Saturday, April 02, 2022

Parks, malls and farms: How Gwadar has changed in six years

Port city has been bedecked with carpeted roads, shopping malls, inter-city transportation, resorts [...] international airport

— Provided by the reporter
— Provided by the reporter 

In just six years, Gwadar has rapidly changed from a small fishing town to a smart city.

The port city has now been bedecked with carpeted roads, shopping malls, inter-city transportation, resorts, recreational parks, seawater desalination water plants, hospitals, educational institutions, livestock businesses, agriculture farming areas, free zones and an under-construction international airport.

One major project that has sprouted up in recent years is the 19-kilometre-long Eastbay Expressway, which will be used to transport cargo from the Gwadar port to Motorway 8 (M-8), the western part of the China-Pakistan Economic Corridor (CPEC).

Imam Buksh, the project director of the Eastbay Expressway, told that it is the first time in the history of Gwadar that a six-lane, high-tech, signal-free road will be operational.

The project is expected to be completed by the second week of May. “All containerised traffic from Gwadar Port will head to China from this expressway,” he added.

Gwadar is also going green. Several plantation projects for biodiversity and natural flora and fauna have either been completed or are being worked on at a rapid pace.

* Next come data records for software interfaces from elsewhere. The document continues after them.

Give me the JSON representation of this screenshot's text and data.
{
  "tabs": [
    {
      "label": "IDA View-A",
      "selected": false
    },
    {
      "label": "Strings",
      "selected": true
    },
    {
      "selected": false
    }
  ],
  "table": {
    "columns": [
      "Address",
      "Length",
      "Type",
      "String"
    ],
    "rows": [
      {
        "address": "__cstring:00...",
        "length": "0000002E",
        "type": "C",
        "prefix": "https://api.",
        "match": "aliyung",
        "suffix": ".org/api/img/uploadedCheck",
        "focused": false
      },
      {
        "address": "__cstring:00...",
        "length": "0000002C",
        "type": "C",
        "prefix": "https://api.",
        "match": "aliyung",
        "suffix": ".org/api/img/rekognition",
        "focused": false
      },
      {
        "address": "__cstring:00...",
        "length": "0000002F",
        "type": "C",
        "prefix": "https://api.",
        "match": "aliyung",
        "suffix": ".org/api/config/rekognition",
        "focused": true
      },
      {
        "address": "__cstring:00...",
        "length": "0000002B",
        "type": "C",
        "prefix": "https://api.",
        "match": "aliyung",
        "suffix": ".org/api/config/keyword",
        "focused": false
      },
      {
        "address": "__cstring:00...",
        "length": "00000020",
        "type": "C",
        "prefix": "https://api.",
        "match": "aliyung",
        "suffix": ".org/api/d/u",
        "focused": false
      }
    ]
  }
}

— Provided by the reporter
— Provided by the reporter 
— Provided by the reporter
— Provided by the reporter 

For the local residents, many parks have been rolled out as well, such as the Pak-China Friendship Green Park and Central Park.

“Compared to the past, greenery in Gwadar has now increased to 20%,” Abdul Raheem, the Gwadar Development Authority’s (GDA) deputy director environment, told

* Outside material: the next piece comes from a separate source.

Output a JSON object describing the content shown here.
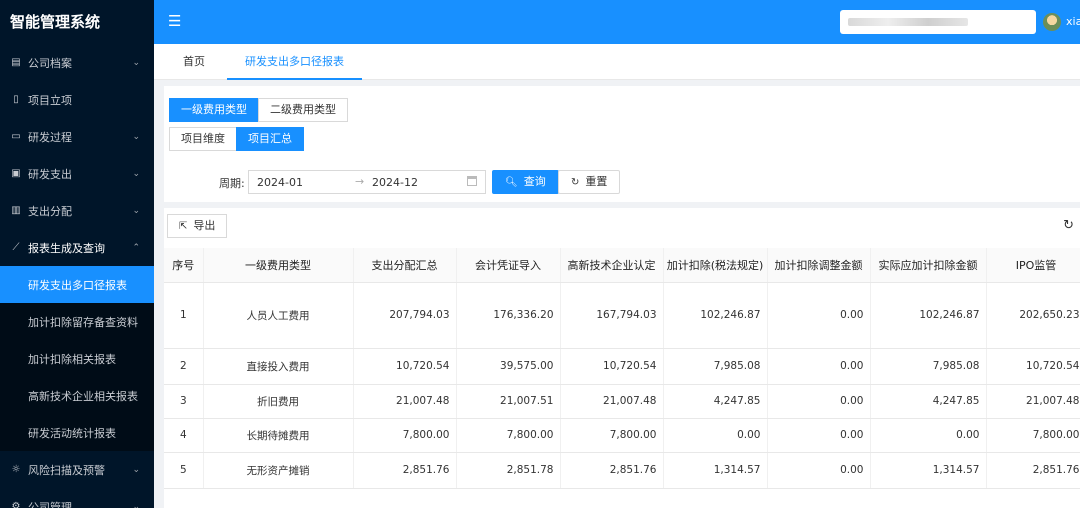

In order to address the lack of freshwater, a 1.2 million gallon per day seawater desalination water plant is in the pipeline. The plant is being bankrolled by China, which has allocated a grant of Rs 2 billion, said Dawood Baloch, director of the Gwadar Port Authority (GPA).

Another milestone achievement in the coming months will be to link Gwadar with the national grid which will play a significant role to reduce power outages in the city.

The GDA’s assistant town planner, Abdul Razzaq, told that a 140km, 132KV, double-circuit and a 395km, 132KV, single-circuit transmission line is being planned. He added that the government has also decided to import 70 to 100 megawatt Iranian electricity to power up the Gwadar Port. While, a 300-MW coal-fired power plant will be completed by 2023, said GPA chairman Naseer Khan Kashani.

Moreover, Gwadar homes are being converted to solar energy. In the first phase, China’s Ministry of Ecology and Environment donated more than 4,000 sets of solar photovoltaic systems and LED lights to the local people.

Recently, China donated a further 3,000 solar plates to the residents.

Zhang Baozhong, the chairman of China Overseas Port Holding Company (COPHC), told that at the Gwadar port LPG ships and bulk cargo vessels are also now routine. All these activities have led to a lot of business opportunities for Pakistani stevedoring companies, transporters and customer clearance, he added.

Then there are the “Tissue Labs” that China is operating in Gwadar. These labs promise to create alternative sources of income for locals, other than fishing and aqua-related businesses.

“We are ready to open training sessions for locals, both male and female, to impart modern knowledge on how to grow commercial crops and plants in a dry and arid climate,” said Zhang Saiyang, the director of Tissue Lab.